Which Employees Are Eligible for Overtime Pay?

Employees that are non-exempt must be paid overtime. In general, exempt employees are those paid salaries, and not by the hour. According to the FLSA, executive, professional, administrative, computer, and outside sales employees can be classified as exempt from overtime pay. However, an employer who merely changes a job title to bypass the FLSA may be breaking the law. It is the tasks an employee performs that determines whether a role can be exempt – not the title. Employees must meet certain employment tests and earn a salary of at least $35,568 a year to be considered exempt. 

What is an Average Workweek? 

According to the FLSA, a workweek is a fixed and regular period of 168 hours or seven consecutive 24-hour periods. This means a part-time employee who works 40 hours over the course of 3 weeks (even if that is more time on the clock than usual) will not qualify for overtime pay under the FLSA. 

How Can You Determine If You Are Owed Overtime? 

If you are a non-exempt employee working for an employer who is covered by the FLSA, you must be paid overtime for working more than 40 hours in a week. If you are owed unpaid wages, you can sue your employer for unpaid wages, interest on those wages, and possibly even penalties (required by the law). To recover those wages, you can file a lawsuit or a claim with your state’s labor department. You can also file a claim individually or collectively (if other employees are also owed unpaid overtime wages). If your employer “willfully” withheld overtime pay, you may even be entitled to double the amount of your unpaid wages. 

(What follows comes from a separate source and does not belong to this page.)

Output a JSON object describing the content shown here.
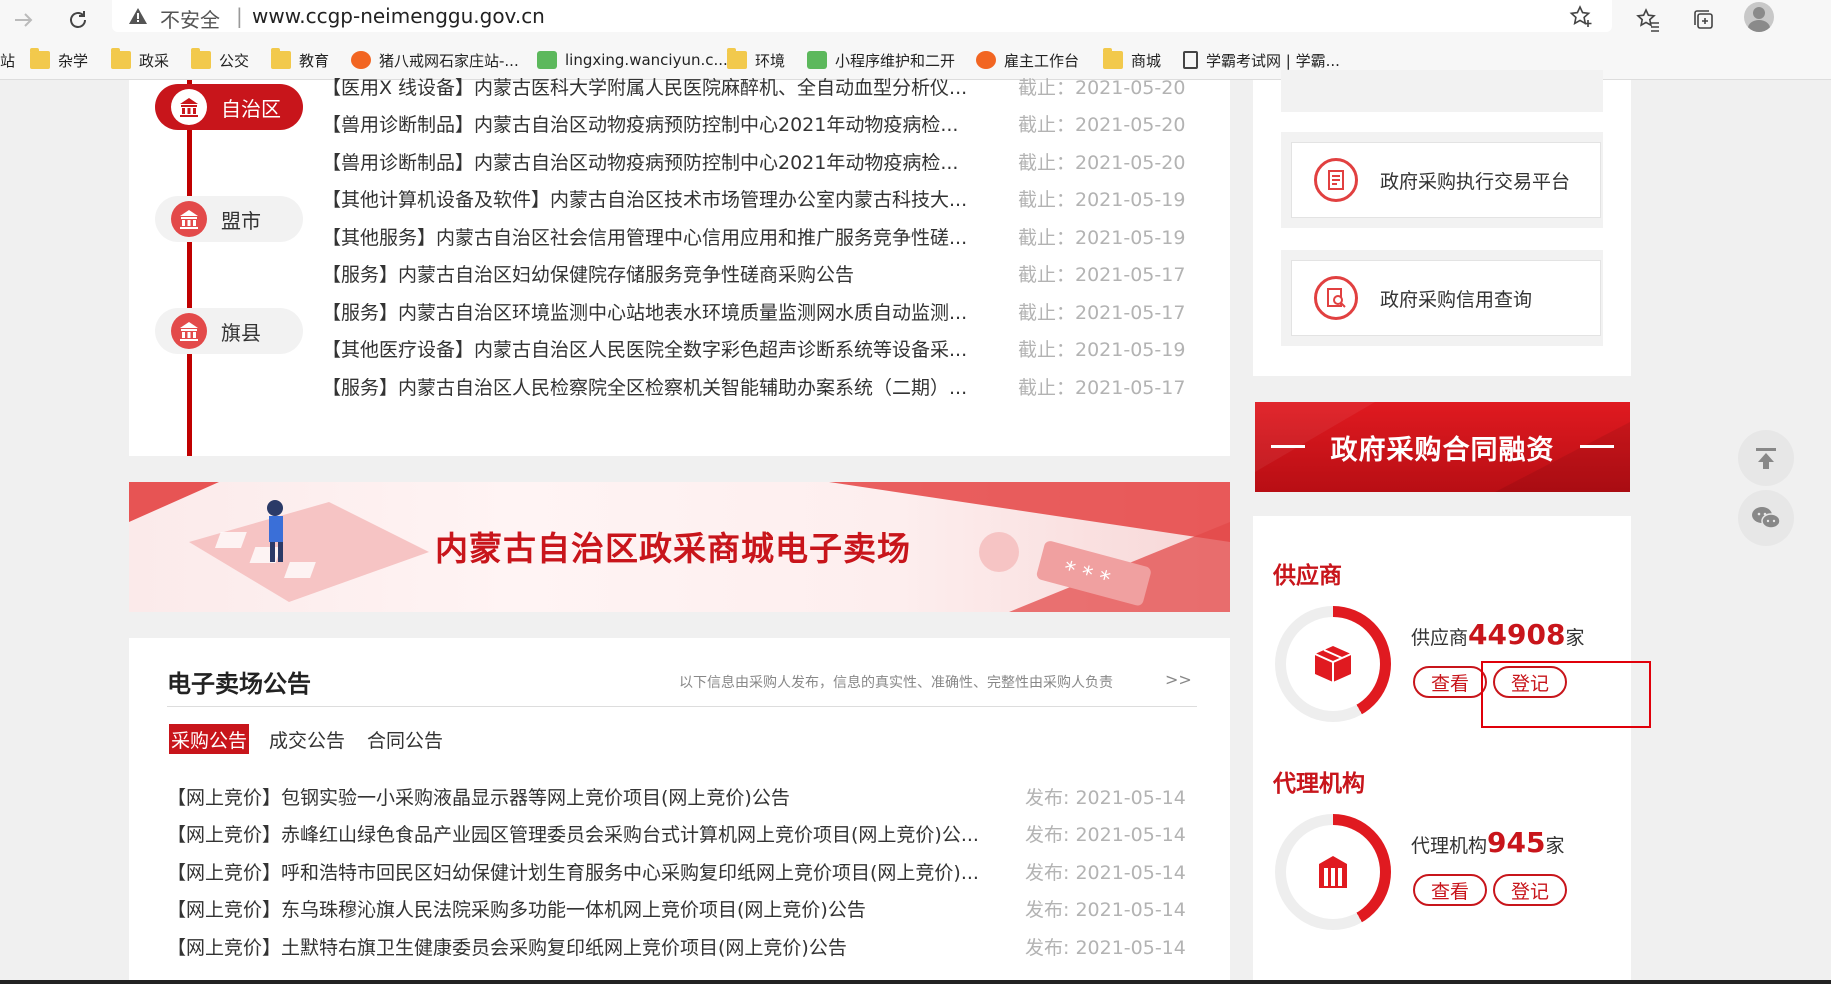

It is important to note, though, that you typically have two years to file a claim under the FLSA after the wage violation occurs. If your employer “willfully” violated the FLSA, you have three years to file a claim. To show willful violation of the FLSA, employees will generally need to prove their employer knew of the FLSA requirements and intentionally refused to comply with the law. 

You Can Count on the Attorneys at Grissom Miller Law Firm

If you think you are owed overtime wages or your employer is not following FLSA regulations, our experienced employment attorneys can help you get the compensation you deserve. We know that lawsuits can be overwhelming, especially when you are up against an employer. That’s why we are dedicated to educating clients and providing advice in terms you can understand – so that you know what is happening every step of the way. 
If you would like to find out whether you have a viable FLSA claim or just want to know if you are owed overtime pay, contact the attorneys at Grissom Miller today.